··· Stored data

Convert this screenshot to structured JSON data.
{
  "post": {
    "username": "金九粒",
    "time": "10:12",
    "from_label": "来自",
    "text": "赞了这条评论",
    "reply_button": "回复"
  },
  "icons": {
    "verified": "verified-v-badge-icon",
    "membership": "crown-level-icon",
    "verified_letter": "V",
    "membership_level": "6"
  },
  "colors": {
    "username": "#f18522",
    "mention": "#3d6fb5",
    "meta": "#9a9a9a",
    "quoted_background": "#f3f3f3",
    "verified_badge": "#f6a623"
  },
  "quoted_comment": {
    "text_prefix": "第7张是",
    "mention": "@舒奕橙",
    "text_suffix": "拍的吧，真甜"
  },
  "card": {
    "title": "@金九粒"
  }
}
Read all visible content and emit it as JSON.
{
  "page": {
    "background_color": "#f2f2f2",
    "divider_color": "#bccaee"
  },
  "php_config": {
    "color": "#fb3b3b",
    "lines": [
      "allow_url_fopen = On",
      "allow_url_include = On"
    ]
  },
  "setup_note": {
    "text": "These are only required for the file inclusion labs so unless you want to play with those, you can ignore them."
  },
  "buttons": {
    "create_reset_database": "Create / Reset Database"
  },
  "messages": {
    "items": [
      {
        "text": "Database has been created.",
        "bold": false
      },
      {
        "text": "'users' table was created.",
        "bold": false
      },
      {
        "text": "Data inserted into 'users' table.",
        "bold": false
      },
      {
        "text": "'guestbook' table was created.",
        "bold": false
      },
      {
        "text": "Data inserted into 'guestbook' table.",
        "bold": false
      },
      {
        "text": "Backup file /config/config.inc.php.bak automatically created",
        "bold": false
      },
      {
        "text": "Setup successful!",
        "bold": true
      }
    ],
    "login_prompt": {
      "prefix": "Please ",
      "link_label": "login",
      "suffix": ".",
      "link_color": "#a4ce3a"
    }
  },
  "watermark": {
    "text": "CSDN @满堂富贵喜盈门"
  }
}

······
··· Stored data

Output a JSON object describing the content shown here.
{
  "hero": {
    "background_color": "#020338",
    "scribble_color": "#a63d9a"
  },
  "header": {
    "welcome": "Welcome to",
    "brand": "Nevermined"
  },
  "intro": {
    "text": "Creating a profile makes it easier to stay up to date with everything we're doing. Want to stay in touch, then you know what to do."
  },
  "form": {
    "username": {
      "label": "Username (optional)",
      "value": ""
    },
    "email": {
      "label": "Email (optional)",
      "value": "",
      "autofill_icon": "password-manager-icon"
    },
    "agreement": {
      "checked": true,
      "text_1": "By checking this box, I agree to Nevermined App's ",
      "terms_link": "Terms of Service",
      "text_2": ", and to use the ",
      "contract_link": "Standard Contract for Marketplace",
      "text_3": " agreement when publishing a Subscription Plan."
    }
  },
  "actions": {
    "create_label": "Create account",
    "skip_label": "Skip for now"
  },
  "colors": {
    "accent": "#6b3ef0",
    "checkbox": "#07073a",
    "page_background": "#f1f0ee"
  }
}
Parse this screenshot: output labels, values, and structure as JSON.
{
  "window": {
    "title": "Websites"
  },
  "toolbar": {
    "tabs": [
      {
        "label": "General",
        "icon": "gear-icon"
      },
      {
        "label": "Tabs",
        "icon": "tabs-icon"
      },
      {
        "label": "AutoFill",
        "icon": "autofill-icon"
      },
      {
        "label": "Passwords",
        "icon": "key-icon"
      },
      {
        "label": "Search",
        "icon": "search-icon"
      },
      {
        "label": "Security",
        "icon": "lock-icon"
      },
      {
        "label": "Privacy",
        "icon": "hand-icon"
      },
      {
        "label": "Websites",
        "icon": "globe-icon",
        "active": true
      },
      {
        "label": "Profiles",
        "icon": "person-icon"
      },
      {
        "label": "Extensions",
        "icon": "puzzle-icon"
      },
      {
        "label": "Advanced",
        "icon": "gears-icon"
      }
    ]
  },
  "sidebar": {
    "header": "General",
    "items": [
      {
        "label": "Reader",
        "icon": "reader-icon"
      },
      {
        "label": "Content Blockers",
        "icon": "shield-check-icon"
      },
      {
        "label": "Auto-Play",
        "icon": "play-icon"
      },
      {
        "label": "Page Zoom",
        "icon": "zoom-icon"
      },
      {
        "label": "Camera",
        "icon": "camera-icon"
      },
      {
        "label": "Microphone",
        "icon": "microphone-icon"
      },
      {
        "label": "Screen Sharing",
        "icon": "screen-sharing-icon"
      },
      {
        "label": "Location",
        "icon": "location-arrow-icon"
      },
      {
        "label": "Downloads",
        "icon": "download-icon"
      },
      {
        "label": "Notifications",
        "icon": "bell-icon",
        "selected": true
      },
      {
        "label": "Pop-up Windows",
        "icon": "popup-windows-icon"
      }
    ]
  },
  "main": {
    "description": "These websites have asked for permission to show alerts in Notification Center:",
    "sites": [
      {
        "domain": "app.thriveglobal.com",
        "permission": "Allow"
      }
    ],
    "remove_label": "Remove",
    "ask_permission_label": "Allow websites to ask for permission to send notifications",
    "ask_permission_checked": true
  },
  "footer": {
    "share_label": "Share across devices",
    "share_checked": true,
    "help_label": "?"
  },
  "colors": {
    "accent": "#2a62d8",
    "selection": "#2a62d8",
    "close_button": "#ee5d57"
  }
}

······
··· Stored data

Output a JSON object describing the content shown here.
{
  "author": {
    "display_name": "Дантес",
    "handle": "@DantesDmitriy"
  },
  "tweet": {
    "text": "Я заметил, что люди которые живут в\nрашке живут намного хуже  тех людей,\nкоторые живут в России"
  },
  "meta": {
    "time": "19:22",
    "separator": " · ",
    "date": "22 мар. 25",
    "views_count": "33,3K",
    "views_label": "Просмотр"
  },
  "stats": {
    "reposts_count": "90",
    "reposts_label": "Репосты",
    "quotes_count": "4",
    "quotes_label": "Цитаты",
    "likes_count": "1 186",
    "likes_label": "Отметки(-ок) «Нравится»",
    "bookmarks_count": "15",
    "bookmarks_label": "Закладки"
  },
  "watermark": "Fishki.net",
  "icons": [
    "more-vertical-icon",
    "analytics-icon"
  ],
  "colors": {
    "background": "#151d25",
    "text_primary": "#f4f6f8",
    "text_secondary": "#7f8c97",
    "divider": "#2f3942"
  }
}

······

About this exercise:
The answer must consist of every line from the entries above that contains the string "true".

Response:
        "bold": true
      "checked": true,
        "active": true
        "selected": true
    "ask_permission_checked": true
    "share_checked": true,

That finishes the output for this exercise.